By Brett Arends, MarketWatch
And, alas, one thing that doesn’t decline is our confidence in our financial abilities.
Combining data from the continuing University of Michigan Health and Retirement Study with survey data from Consumer Finance Monthly, they find that “financial literacy” declines pretty steadily, along with many cognitive skills, from your late 60s onward.
But financial confidence…carries on about the same till age 90 or so.
It’s not a good combination. And it’s why so many financial swindlers move to parts of the country where there are lots of retirees .
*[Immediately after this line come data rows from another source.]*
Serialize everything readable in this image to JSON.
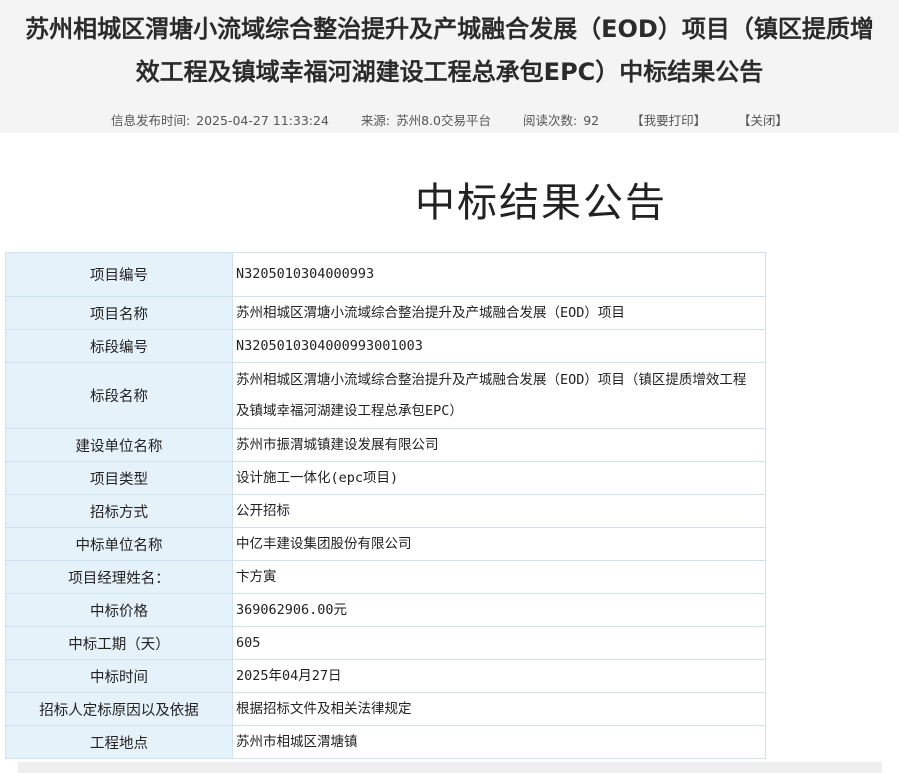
{
  "notice": {
    "title_line1": "苏州相城区渭塘小流域综合整治提升及产城融合发展（EOD）项目（镇区提质增",
    "title_line2": "效工程及镇域幸福河湖建设工程总承包EPC）中标结果公告",
    "meta": {
      "publish_label": "信息发布时间:",
      "publish_time": "2025-04-27 11:33:24",
      "source_label": "来源:",
      "source": "苏州8.0交易平台",
      "views_label": "阅读次数:",
      "views": "92",
      "print_link": "【我要打印】",
      "close_link": "【关闭】"
    }
  },
  "document": {
    "heading": "中标结果公告",
    "rows": [
      {
        "label": "项目编号",
        "value": "N3205010304000993"
      },
      {
        "label": "项目名称",
        "value": "苏州相城区渭塘小流域综合整治提升及产城融合发展（EOD）项目"
      },
      {
        "label": "标段编号",
        "value": "N3205010304000993001003"
      },
      {
        "label": "标段名称",
        "value": "苏州相城区渭塘小流域综合整治提升及产城融合发展（EOD）项目（镇区提质增效工程及镇域幸福河湖建设工程总承包EPC）"
      },
      {
        "label": "建设单位名称",
        "value": "苏州市振渭城镇建设发展有限公司"
      },
      {
        "label": "项目类型",
        "value": "设计施工一体化(epc项目)"
      },
      {
        "label": "招标方式",
        "value": "公开招标"
      },
      {
        "label": "中标单位名称",
        "value": "中亿丰建设集团股份有限公司"
      },
      {
        "label": "项目经理姓名：",
        "value": "卞方寅"
      },
      {
        "label": "中标价格",
        "value": "369062906.00元"
      },
      {
        "label": "中标工期（天）",
        "value": "605"
      },
      {
        "label": "中标时间",
        "value": "2025年04月27日"
      },
      {
        "label": "招标人定标原因以及依据",
        "value": "根据招标文件及相关法律规定"
      },
      {
        "label": "工程地点",
        "value": "苏州市相城区渭塘镇"
      }
    ]
  }
}
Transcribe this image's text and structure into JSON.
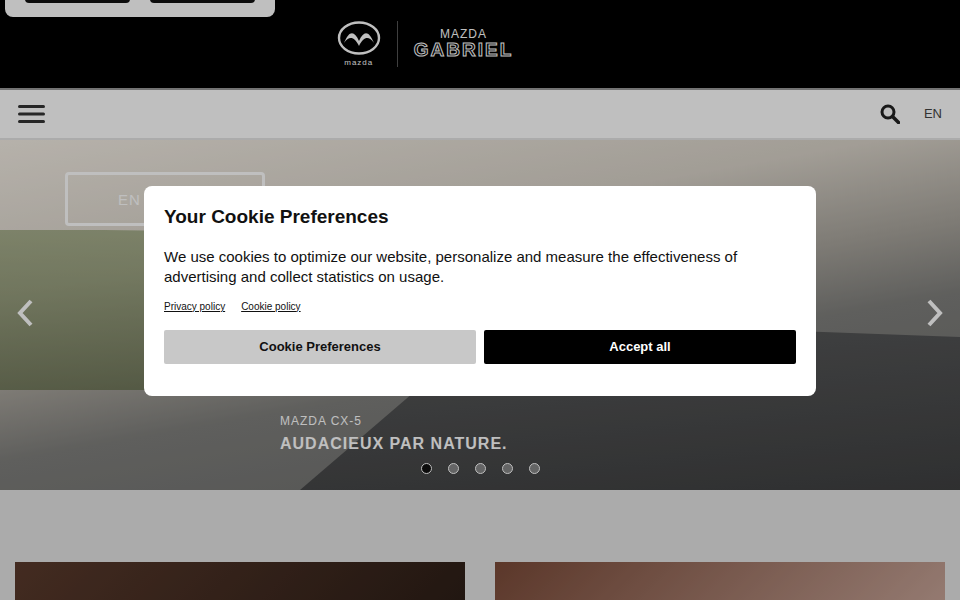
{
  "header": {
    "logo_wordmark": "mazda",
    "dealer_brand": "MAZDA",
    "dealer_name": "GABRIEL"
  },
  "navbar": {
    "language": "EN"
  },
  "hero": {
    "button": "EN",
    "model": "MAZDA CX-5",
    "tagline": "AUDACIEUX PAR NATURE.",
    "slides": [
      {
        "selected": true
      },
      {
        "selected": false
      },
      {
        "selected": false
      },
      {
        "selected": false
      },
      {
        "selected": false
      }
    ]
  },
  "cookie_dialog": {
    "title": "Your Cookie Preferences",
    "text": "We use cookies to optimize our website, personalize and measure the effectiveness of advertising and collect statistics on usage.",
    "links": [
      "Privacy policy",
      "Cookie policy"
    ],
    "buttons": [
      {
        "label": "Cookie Preferences",
        "kind": "secondary"
      },
      {
        "label": "Accept all",
        "kind": "primary"
      }
    ]
  }
}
“Investors who reach an advanced age of 75 and above experience much lower returns than younger investors,” they note. From a review of the academic literature, they conclude: “returns are lower among younger investors, peak at age 42, and decline sharply after the age of 70.”
Older investors pick worse stocks and are worse at market “timing,” they find. Research into individual brokerage accounts, they report, find that older investors are even more likely to jump on the market bandwagon than everyone else after it’s risen a long way, and more likely to bail when it tanks.
“Older investors appear to struggle with the selection of higher quality investments,” they write. “Investors older than 75 on average experience investment returns that are 3% lower than middle-age investors, and this return disparity rises to 5% among older investors with greater wealth.”
(Possibly related fact: Warren Buffett’s Berkshire Hathaway /zigman2/quotes/208872451/composite BRK.A -4.00% /zigman2/quotes/200060694/composite BRK.B -4.08% , which crushed the market for decades, hasn’t consistently outperformed the SPDR S&P 500 Trust /zigman2/quotes/209901640/composite SPY -2.44% since around 2002, when the great man entered his early 70s.)
It’s an uncomfortable and unpleasant truth that as we get older we get less mentally quick and less adept. This process may even begin as early as our 20s and 30s .
The good news is that for most of our lives we seem to gain much more from wisdom, experience and maturity than we lose to things like short-term memory. Which may, in turn, give us the wisdom, experience and maturity to kick back when we’re older, park our money in low cost index funds, immediate annuities and straightforward bonds, and stop worrying about the market.